» **Records from a data collection**
####################

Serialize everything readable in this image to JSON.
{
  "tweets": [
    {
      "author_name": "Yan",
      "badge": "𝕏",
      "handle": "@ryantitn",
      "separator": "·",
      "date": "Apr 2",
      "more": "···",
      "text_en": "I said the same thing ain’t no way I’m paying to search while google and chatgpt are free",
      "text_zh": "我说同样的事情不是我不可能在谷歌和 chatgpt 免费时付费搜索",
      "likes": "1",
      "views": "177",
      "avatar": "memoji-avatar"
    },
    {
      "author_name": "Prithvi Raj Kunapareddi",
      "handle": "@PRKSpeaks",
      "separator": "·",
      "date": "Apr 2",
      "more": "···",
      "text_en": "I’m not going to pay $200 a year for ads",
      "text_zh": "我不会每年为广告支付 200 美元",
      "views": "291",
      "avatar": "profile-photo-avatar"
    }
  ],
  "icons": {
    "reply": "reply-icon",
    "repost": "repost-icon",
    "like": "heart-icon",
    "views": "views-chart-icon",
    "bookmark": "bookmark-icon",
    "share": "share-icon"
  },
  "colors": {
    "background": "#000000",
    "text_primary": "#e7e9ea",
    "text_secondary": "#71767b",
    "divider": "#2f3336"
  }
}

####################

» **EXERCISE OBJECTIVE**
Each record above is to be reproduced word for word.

» **EXERCISE SOLUTION**
Serialize everything readable in this image to JSON.
{
  "tweets": [
    {
      "author_name": "Yan",
      "badge": "𝕏",
      "handle": "@ryantitn",
      "separator": "·",
      "date": "Apr 2",
      "more": "···",
      "text_en": "I said the same thing ain’t no way I’m paying to search while google and chatgpt are free",
      "text_zh": "我说同样的事情不是我不可能在谷歌和 chatgpt 免费时付费搜索",
      "likes": "1",
      "views": "177",
      "avatar": "memoji-avatar"
    },
    {
      "author_name": "Prithvi Raj Kunapareddi",
      "handle": "@PRKSpeaks",
      "separator": "·",
      "date": "Apr 2",
      "more": "···",
      "text_en": "I’m not going to pay $200 a year for ads",
      "text_zh": "我不会每年为广告支付 200 美元",
      "views": "291",
      "avatar": "profile-photo-avatar"
    }
  ],
  "icons": {
    "reply": "reply-icon",
    "repost": "repost-icon",
    "like": "heart-icon",
    "views": "views-chart-icon",
    "bookmark": "bookmark-icon",
    "share": "share-icon"
  },
  "colors": {
    "background": "#000000",
    "text_primary": "#e7e9ea",
    "text_secondary": "#71767b",
    "divider": "#2f3336"
  }
}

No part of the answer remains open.